**Records from a data collection**
_ _ _ _ _

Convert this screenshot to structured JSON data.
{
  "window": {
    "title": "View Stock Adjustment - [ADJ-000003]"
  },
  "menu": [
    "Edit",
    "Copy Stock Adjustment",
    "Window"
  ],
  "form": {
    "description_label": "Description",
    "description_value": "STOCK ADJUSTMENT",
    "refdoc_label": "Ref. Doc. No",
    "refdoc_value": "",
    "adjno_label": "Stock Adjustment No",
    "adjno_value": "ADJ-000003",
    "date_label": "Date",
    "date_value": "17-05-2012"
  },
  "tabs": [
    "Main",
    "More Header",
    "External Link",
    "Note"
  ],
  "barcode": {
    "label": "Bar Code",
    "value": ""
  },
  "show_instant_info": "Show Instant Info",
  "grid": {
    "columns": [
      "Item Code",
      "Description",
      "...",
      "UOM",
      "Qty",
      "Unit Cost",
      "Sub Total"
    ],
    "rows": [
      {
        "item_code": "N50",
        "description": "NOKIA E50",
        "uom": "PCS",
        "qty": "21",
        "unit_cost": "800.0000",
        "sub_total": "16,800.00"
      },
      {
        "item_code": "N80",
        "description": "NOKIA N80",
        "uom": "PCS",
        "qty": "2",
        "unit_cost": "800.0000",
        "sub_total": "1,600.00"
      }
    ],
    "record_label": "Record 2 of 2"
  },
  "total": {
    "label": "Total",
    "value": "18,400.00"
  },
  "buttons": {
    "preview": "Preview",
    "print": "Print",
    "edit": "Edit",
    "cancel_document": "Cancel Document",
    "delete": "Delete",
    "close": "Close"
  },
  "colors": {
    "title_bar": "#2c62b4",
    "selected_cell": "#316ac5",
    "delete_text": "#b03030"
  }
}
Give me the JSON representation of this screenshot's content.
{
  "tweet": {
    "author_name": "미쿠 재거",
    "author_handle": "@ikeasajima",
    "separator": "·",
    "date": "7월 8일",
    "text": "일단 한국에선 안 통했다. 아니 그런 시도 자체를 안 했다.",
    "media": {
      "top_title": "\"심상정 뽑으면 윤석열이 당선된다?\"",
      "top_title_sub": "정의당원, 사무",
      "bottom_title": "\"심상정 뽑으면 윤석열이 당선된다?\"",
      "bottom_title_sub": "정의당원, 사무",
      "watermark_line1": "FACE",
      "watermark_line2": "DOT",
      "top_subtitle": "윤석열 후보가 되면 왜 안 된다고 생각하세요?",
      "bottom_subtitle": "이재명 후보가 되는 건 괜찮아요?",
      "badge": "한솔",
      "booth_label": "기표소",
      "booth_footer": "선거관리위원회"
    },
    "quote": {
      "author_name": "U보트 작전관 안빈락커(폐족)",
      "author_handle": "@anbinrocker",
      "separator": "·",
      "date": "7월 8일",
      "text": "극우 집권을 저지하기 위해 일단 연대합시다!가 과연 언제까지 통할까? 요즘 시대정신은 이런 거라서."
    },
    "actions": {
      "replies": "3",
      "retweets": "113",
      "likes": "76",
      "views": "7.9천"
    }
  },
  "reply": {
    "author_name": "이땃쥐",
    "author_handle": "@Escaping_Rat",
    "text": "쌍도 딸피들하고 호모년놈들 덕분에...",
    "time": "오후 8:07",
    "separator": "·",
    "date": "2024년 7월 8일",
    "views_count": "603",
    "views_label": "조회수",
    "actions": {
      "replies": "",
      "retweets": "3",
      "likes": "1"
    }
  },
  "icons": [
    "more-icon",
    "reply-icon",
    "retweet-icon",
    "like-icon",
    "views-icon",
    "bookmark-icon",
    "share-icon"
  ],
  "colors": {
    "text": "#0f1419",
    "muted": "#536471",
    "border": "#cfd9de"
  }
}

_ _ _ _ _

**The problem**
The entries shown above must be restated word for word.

**Exercise answer**
Convert this screenshot to structured JSON data.
{
  "window": {
    "title": "View Stock Adjustment - [ADJ-000003]"
  },
  "menu": [
    "Edit",
    "Copy Stock Adjustment",
    "Window"
  ],
  "form": {
    "description_label": "Description",
    "description_value": "STOCK ADJUSTMENT",
    "refdoc_label": "Ref. Doc. No",
    "refdoc_value": "",
    "adjno_label": "Stock Adjustment No",
    "adjno_value": "ADJ-000003",
    "date_label": "Date",
    "date_value": "17-05-2012"
  },
  "tabs": [
    "Main",
    "More Header",
    "External Link",
    "Note"
  ],
  "barcode": {
    "label": "Bar Code",
    "value": ""
  },
  "show_instant_info": "Show Instant Info",
  "grid": {
    "columns": [
      "Item Code",
      "Description",
      "...",
      "UOM",
      "Qty",
      "Unit Cost",
      "Sub Total"
    ],
    "rows": [
      {
        "item_code": "N50",
        "description": "NOKIA E50",
        "uom": "PCS",
        "qty": "21",
        "unit_cost": "800.0000",
        "sub_total": "16,800.00"
      },
      {
        "item_code": "N80",
        "description": "NOKIA N80",
        "uom": "PCS",
        "qty": "2",
        "unit_cost": "800.0000",
        "sub_total": "1,600.00"
      }
    ],
    "record_label": "Record 2 of 2"
  },
  "total": {
    "label": "Total",
    "value": "18,400.00"
  },
  "buttons": {
    "preview": "Preview",
    "print": "Print",
    "edit": "Edit",
    "cancel_document": "Cancel Document",
    "delete": "Delete",
    "close": "Close"
  },
  "colors": {
    "title_bar": "#2c62b4",
    "selected_cell": "#316ac5",
    "delete_text": "#b03030"
  }
}
Give me the JSON representation of this screenshot's content.
{
  "tweet": {
    "author_name": "미쿠 재거",
    "author_handle": "@ikeasajima",
    "separator": "·",
    "date": "7월 8일",
    "text": "일단 한국에선 안 통했다. 아니 그런 시도 자체를 안 했다.",
    "media": {
      "top_title": "\"심상정 뽑으면 윤석열이 당선된다?\"",
      "top_title_sub": "정의당원, 사무",
      "bottom_title": "\"심상정 뽑으면 윤석열이 당선된다?\"",
      "bottom_title_sub": "정의당원, 사무",
      "watermark_line1": "FACE",
      "watermark_line2": "DOT",
      "top_subtitle": "윤석열 후보가 되면 왜 안 된다고 생각하세요?",
      "bottom_subtitle": "이재명 후보가 되는 건 괜찮아요?",
      "badge": "한솔",
      "booth_label": "기표소",
      "booth_footer": "선거관리위원회"
    },
    "quote": {
      "author_name": "U보트 작전관 안빈락커(폐족)",
      "author_handle": "@anbinrocker",
      "separator": "·",
      "date": "7월 8일",
      "text": "극우 집권을 저지하기 위해 일단 연대합시다!가 과연 언제까지 통할까? 요즘 시대정신은 이런 거라서."
    },
    "actions": {
      "replies": "3",
      "retweets": "113",
      "likes": "76",
      "views": "7.9천"
    }
  },
  "reply": {
    "author_name": "이땃쥐",
    "author_handle": "@Escaping_Rat",
    "text": "쌍도 딸피들하고 호모년놈들 덕분에...",
    "time": "오후 8:07",
    "separator": "·",
    "date": "2024년 7월 8일",
    "views_count": "603",
    "views_label": "조회수",
    "actions": {
      "replies": "",
      "retweets": "3",
      "likes": "1"
    }
  },
  "icons": [
    "more-icon",
    "reply-icon",
    "retweet-icon",
    "like-icon",
    "views-icon",
    "bookmark-icon",
    "share-icon"
  ],
  "colors": {
    "text": "#0f1419",
    "muted": "#536471",
    "border": "#cfd9de"
  }
}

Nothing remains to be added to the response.